Entries shown:
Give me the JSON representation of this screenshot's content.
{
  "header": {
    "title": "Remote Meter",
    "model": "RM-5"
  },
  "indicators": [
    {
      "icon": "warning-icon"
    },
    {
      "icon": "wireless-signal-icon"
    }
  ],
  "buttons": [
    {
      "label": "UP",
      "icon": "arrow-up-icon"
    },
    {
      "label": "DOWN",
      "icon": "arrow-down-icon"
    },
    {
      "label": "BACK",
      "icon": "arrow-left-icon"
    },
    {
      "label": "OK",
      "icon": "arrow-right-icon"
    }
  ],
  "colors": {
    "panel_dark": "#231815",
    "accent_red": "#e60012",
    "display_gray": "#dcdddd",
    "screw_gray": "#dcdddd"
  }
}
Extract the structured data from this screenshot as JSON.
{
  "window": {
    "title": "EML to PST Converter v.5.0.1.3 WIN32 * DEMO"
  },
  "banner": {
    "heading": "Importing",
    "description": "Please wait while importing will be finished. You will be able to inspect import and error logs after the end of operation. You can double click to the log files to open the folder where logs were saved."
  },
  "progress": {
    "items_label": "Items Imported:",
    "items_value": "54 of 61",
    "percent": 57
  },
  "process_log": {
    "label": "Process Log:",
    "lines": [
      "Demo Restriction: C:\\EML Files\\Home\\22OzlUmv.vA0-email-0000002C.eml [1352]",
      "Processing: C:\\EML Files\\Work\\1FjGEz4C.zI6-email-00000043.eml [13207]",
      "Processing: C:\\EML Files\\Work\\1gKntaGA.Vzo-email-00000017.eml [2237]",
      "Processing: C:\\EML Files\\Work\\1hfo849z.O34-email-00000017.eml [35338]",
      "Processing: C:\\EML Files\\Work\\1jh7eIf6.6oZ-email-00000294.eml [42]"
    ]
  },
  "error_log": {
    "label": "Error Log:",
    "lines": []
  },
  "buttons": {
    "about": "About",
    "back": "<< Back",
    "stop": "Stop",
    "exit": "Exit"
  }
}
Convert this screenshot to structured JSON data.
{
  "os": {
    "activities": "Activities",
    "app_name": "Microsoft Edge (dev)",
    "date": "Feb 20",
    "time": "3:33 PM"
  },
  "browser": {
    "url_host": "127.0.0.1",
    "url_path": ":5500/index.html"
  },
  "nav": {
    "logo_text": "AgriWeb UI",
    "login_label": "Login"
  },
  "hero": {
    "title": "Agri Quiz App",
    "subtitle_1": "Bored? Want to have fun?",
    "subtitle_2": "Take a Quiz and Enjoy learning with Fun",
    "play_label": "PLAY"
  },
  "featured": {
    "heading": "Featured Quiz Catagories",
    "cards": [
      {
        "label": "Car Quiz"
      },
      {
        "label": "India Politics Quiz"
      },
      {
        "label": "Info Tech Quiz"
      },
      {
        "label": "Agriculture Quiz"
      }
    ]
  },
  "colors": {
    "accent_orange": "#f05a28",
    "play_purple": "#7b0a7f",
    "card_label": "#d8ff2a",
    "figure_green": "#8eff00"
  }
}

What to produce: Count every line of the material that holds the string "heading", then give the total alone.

Response box: 2